Each line of the data below that carries the word "icon" needs to be copied.

Element data from apps and pages:
┌──
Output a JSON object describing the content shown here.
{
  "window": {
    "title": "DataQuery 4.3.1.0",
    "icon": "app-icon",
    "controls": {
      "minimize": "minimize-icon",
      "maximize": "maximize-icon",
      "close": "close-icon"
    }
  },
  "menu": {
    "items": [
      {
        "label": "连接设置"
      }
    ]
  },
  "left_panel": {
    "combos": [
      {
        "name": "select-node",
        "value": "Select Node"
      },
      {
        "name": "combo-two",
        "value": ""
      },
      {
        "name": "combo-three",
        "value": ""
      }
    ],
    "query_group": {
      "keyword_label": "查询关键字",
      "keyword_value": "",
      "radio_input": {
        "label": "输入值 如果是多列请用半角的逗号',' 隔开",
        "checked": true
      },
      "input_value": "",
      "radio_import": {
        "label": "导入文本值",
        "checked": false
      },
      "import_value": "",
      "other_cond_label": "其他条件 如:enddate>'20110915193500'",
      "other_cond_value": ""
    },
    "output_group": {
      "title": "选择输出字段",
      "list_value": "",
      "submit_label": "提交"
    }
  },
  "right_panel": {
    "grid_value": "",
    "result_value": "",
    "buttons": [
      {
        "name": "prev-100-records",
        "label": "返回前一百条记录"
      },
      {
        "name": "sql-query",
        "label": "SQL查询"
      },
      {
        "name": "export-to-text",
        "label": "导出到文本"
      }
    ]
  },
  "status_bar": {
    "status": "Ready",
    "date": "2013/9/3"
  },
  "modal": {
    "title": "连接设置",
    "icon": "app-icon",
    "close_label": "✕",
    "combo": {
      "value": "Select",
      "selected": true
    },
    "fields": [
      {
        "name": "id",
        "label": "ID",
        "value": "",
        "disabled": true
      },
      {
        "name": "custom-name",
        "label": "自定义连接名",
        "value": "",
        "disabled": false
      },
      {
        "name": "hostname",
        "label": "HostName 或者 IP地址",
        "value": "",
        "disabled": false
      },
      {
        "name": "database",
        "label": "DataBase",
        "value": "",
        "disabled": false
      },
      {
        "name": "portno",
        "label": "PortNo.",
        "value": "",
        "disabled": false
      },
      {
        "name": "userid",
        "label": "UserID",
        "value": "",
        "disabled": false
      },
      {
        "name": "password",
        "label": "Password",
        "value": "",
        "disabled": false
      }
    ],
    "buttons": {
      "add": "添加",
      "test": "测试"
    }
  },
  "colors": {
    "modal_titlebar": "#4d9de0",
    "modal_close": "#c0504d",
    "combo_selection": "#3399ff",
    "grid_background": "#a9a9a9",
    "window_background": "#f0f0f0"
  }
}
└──
Result below —
    "icon": "app-icon",
      "minimize": "minimize-icon",
      "maximize": "maximize-icon",
      "close": "close-icon"
    "icon": "app-icon",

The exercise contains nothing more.